Vol. 1, Issue 6 (2014)
Divine Idiocy streaked with Gandhism as an alternative to Racism in J.M. Coetzee's novel Life and Times of Michael K
Author(s): Kamlesh Thakur

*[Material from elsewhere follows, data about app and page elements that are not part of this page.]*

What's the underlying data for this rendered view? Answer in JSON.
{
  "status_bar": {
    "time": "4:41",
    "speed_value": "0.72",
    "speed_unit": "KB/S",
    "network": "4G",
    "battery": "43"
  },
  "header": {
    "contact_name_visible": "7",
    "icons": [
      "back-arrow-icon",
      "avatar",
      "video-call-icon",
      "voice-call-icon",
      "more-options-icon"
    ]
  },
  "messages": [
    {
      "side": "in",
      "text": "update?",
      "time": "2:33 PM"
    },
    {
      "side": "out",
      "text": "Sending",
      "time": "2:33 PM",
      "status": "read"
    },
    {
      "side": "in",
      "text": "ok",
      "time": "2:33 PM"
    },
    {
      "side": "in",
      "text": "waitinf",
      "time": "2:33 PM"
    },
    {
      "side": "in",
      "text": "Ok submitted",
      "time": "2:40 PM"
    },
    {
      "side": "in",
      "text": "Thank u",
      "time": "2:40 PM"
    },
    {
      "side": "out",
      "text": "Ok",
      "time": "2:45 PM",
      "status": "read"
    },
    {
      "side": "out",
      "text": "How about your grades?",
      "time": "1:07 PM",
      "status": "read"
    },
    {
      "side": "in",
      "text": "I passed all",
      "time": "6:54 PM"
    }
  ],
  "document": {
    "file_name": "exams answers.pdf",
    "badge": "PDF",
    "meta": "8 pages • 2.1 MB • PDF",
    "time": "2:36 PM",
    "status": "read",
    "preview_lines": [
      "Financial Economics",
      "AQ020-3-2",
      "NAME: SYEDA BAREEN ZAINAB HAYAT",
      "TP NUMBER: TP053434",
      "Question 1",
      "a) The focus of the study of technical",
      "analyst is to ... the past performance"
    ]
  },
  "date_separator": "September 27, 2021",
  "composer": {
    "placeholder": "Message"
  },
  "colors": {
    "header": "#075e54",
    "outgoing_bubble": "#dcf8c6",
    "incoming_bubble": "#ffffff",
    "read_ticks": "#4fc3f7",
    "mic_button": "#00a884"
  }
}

Abstract: Coetzee wrote this award-winning novel just before Late Dr. Nelson Mandela was crowned the first Black President of South Africa -- a nation torn apart by apartheid. The success story of Dr. Mandela has been repeated by Barack Obama in the United States, yet racist attacks make headlines every now and then in the developed world where the Whites bask in the glory of their superior race. The book under study not only paints a realistic picture of a war ravaged country being gnawed by racism but also offers a solution to it by celebrating idiocy over worldly-wisdom. Michael K, a grotesque -looking, hare-lipped man gives up his job as a gardener in Cape Town to carry his ailing mother away from the violent city to the countryside of her childhood, i.e. Prince Albert. The mother dies on the way but he manages to reach Prince Albert and starts his life afresh as a cultivator by sprinkling his mother's ashes on the earth. After that he is twice imprisoned, but his captors, who have power and cynicism on their side, are bewildered by the simplicity of this man, who, in life, seems to want nothing. He becomes an enigmatic figure for the worldly-wise. He is prepared to die rather than betray his instincts. He stands by his principles and attains a level of freedom, significantly in a country torn with strife that no ordinary human being can hope to attain. The civil war serves as the backdrop against which Michael spends a whole year. The unnamed authorities in the book are ever- watchful but uncaring, demanding loyalty from the common people but neglecting their safety. When Coetzee wrote this book, it was impossible to imagine a peaceful, democratic end to the apartheid in South Africa.